Thinking and talking about the Western attitude towards work and happiness, and how it got derailed along the way, led us to look, by way of contrast, at the Eastern philosophies. Overall, it seems safe to say that the Eastern ideal is to reject materialism and focus on the immaterial, spiritual, and intangible. Concepts such as maya (that reality is an illusion) and reincarnation reinforce the idea that one's focus should be directed away from the cares and distractions of the world, as these are not capable of producing any real happiness. However, it is very possible to take this attitude too far as well, to the point where some sects of monks, for example, become a burden on the populace, incapable of supporting themselves. It is no surprise that the Mao's Cultural Revolution saw no place for religion in a new China.
It is also easy to see how stereotypes of the East and West are easily engrained in peoples' minds. Many people in the West see those in the East as lazy dreamers that spout ambiguous maxims, perhaps as they sit on top of a Tibetan mountain, or under a tree along the Ganges, living off the charity of their followers. And the stereotype of Westerners as grasping covetous cold workaholics is just as prevalent.
But the truth of the matter is that both East and West have something in common - something that is vital to success, and yet easily misdirected: Drive. Drive is the ambition to grow, attain, and succeed, but if the end goal is not firmly set, one's drive will miscarry, and the harder one tries, the further they end up from true success and happiness. I am reminded of the admonition to be in the world, but not of the world. The core of this counsel is balance.
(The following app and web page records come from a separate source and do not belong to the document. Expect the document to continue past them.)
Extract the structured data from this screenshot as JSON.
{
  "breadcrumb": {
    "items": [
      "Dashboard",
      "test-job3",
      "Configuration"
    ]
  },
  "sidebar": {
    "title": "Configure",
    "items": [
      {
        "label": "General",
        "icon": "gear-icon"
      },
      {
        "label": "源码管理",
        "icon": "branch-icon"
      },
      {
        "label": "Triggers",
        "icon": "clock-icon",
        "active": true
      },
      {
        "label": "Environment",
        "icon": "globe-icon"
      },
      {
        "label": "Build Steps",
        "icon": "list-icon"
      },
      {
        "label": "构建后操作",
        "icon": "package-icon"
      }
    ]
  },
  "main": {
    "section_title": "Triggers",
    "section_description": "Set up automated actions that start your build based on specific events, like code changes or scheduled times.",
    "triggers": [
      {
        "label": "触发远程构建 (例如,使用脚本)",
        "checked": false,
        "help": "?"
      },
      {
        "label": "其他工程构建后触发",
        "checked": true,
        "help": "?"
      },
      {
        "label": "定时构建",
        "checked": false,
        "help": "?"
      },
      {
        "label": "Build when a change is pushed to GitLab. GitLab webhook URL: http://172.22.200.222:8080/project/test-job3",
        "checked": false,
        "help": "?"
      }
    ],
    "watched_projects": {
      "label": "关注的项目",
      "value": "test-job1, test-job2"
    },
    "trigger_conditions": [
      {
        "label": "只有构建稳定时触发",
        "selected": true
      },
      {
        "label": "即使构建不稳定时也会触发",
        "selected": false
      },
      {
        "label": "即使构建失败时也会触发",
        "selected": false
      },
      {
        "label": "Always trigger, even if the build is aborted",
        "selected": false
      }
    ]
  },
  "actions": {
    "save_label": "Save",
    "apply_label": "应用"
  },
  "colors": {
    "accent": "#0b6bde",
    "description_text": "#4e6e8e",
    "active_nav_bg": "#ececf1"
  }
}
We are to be in the world, which is to say that work and material gain are not in and of themselves evil, but rather a part of the human experience on this earth. However, we are not to be "of the world," which suggests that we should not let the worldly things become our primary focus, but only a pathway. We must balance work on one hand, and the metaphysical and intangible on the other. This is how we become a whole person, and our drive will carry us to a noble and worthy goal, rather than to empty extremes.
There are many ways to assure that your goals are noble, but they all call for a good dose of introspection and honest analysis. Getting carried away is usually the result of not paying attention. By looking at your priorities and values, by analyzing them and stripping away whatever is superfluous or ill-conceived, and by focusing your drive on what is left, you are far more likely to achieve real happiness. In that regard, it is clear that the aphorism from the temple at Delphi is a true key to finding happiness: "Know thyself." If we can look honestly at ourselves, we learn what things are most likely to bring us joy, and what will be found to be hollow and empty.